Since gas dryers cost less per load to operate, a household that does more loads of laundry will benefit more from a gas dryer.
Gas and electric dryers last about the same amount of time. A gas dryer should last about 13 years. An electric dryer should last about 10-14 years.
Average Purchase Price
Gas dryers are typically more expensive to purchase when compared to electric dryers. They cost about $50 to $100 more than electric dryers of the same price and may also require the additional cost of professional installation due to the gas line.
A mid-range electric dryer will cost you about $500, while a gas one will cost you about $600.
I am going to combine all the above figures into one yearly cost for each type of dryer.
First let’s divide the upfront purchase price by how many years the dryer lasts. This will give us the yearly purchase price for each dryer.
- For an electric dryer: $500/14 years = $35.71 per year.
- For a gas dryer: $600/13 years = $46.15 per year.
Now, let’s calculate the amount of money spent on loads per year.

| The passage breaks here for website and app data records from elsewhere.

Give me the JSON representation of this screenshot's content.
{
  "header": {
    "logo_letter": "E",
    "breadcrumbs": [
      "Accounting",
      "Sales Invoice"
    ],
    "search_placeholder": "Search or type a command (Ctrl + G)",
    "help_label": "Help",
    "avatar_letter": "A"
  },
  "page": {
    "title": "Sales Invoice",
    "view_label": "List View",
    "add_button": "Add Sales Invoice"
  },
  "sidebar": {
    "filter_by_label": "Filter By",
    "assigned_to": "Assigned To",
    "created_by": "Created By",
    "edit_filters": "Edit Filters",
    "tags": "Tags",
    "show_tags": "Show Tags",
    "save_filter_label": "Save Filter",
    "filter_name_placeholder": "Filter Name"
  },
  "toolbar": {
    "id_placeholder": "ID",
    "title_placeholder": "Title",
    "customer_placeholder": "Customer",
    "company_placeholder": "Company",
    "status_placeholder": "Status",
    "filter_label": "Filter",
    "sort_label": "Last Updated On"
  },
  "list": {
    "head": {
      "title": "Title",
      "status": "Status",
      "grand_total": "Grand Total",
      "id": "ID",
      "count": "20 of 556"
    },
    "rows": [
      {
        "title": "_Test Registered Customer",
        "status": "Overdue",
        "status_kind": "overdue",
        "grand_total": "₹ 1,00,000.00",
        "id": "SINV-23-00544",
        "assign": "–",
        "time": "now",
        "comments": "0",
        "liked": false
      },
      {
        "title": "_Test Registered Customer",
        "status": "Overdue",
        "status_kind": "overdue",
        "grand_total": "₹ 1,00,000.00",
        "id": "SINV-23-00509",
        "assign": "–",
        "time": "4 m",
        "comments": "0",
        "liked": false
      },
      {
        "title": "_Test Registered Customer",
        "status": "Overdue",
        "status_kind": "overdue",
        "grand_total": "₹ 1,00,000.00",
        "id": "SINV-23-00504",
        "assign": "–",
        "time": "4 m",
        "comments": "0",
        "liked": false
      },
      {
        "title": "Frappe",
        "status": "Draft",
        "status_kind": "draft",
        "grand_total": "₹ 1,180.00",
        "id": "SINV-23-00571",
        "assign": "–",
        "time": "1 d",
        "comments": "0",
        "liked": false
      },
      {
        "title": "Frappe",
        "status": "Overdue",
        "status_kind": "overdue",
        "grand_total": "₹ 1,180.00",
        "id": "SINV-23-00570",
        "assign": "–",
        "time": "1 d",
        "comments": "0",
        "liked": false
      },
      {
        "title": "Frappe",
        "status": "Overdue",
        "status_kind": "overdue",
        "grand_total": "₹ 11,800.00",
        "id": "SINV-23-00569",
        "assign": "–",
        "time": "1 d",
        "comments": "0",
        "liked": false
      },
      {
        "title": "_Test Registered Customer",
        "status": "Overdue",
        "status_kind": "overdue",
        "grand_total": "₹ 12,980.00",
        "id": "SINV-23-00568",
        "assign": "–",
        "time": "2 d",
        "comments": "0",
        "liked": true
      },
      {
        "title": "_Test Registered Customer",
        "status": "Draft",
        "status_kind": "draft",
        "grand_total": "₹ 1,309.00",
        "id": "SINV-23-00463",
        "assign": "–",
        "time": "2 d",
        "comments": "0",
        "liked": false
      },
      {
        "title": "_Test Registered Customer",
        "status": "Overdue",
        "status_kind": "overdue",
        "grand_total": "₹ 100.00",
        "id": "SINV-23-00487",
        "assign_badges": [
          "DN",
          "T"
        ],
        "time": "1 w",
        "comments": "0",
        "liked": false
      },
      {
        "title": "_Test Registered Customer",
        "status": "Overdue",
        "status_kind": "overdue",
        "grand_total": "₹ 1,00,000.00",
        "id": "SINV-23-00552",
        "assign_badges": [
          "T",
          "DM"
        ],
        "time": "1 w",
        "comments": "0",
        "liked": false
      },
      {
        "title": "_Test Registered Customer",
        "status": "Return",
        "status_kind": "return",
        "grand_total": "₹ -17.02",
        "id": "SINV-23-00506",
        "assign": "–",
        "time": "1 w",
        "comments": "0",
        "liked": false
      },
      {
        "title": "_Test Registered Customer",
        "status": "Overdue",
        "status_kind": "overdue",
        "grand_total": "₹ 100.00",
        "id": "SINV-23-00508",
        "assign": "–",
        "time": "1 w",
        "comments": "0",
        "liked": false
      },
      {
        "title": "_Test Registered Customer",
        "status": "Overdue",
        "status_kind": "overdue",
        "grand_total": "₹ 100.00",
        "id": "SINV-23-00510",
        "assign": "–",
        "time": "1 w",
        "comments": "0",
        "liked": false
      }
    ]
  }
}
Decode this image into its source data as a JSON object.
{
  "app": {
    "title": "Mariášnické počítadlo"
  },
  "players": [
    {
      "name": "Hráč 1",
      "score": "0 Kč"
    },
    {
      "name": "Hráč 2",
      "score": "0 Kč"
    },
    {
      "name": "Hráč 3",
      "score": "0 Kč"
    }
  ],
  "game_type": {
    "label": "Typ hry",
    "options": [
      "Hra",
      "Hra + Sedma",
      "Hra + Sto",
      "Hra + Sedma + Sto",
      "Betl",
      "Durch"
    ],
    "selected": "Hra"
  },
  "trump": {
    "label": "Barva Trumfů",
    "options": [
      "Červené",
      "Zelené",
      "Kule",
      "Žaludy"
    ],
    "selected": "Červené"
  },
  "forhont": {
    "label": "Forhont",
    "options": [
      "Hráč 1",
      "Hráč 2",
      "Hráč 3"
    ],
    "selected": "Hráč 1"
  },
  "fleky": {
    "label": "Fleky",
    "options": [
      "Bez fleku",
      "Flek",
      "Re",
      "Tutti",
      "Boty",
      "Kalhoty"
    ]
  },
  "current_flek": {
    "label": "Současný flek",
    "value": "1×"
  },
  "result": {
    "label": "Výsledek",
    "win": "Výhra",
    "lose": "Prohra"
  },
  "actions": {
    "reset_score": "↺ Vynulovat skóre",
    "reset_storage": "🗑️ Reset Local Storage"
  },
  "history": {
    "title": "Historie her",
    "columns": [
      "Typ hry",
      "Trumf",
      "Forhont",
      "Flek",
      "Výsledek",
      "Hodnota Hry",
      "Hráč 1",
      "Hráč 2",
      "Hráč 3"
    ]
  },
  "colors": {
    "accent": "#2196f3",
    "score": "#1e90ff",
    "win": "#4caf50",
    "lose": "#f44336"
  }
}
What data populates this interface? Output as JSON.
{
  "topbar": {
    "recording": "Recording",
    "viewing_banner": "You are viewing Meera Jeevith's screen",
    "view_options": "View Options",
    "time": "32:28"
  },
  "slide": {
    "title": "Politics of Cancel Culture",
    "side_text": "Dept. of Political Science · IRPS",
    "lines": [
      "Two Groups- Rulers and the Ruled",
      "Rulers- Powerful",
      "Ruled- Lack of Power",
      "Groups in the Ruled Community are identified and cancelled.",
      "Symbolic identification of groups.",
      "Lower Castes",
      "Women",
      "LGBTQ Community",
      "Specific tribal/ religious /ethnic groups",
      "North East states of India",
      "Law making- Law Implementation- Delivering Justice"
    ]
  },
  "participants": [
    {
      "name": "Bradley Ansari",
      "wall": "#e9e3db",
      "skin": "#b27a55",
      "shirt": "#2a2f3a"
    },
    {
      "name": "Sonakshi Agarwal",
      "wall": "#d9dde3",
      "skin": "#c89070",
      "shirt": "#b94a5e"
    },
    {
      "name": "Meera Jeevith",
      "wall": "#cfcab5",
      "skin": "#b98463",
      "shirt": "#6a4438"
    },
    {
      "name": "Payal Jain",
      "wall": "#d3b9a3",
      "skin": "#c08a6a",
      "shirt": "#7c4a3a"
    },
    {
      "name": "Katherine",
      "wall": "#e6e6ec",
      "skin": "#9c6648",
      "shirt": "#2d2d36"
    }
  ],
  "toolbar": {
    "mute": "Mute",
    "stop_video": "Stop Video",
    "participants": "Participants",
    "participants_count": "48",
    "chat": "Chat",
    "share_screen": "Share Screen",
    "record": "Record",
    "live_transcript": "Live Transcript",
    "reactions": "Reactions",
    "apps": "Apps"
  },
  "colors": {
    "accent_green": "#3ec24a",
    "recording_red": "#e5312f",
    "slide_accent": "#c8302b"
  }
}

- For an electric dryer: $0.48 per load x 300 loads per year = $144.00 per year.
- For a gas dryer: $0.438 per load x 300 loads per year = $131.40 per year.
Now, we will add both yearly costs per dryer.
- For an electric dryer: $35.71 + $144.00 = $179.7 per year
- For a gas dryer: $46.15 + $131.40 = $177.55 per year
Using our data, you can see that a gas dryer is slightly less expensive than an electric one. You can follow the same steps using the exact electricity and gas costs for your region, in addition to the price of the appliances you’re looking at purchasing, for an exact price comparison.
This estimate does not include maintenance costs, which, as we mentioned before may be more expensive for the gas dryer due to higher temperatures and more heating element components.
The final verdict is that yes, gas dryers can save you money in the long run. It may not be a large margin, but the lower cost of operation and the other benefits makes up for the higher upfront price.
Since the cost difference is so minimal, it is important to consider factors that may make one type of dryer more beneficial to you:
- Do you plan to live in your residence long-term?
- How expensive is gas/electricity in your region?
- Will potential maintenance costs affect your decision?
You do, however, have to consider installation costs because the need to lay gas lines or install an LP tank can mean your gas dryer ends up costing double that of an electric dryer over its lifetime.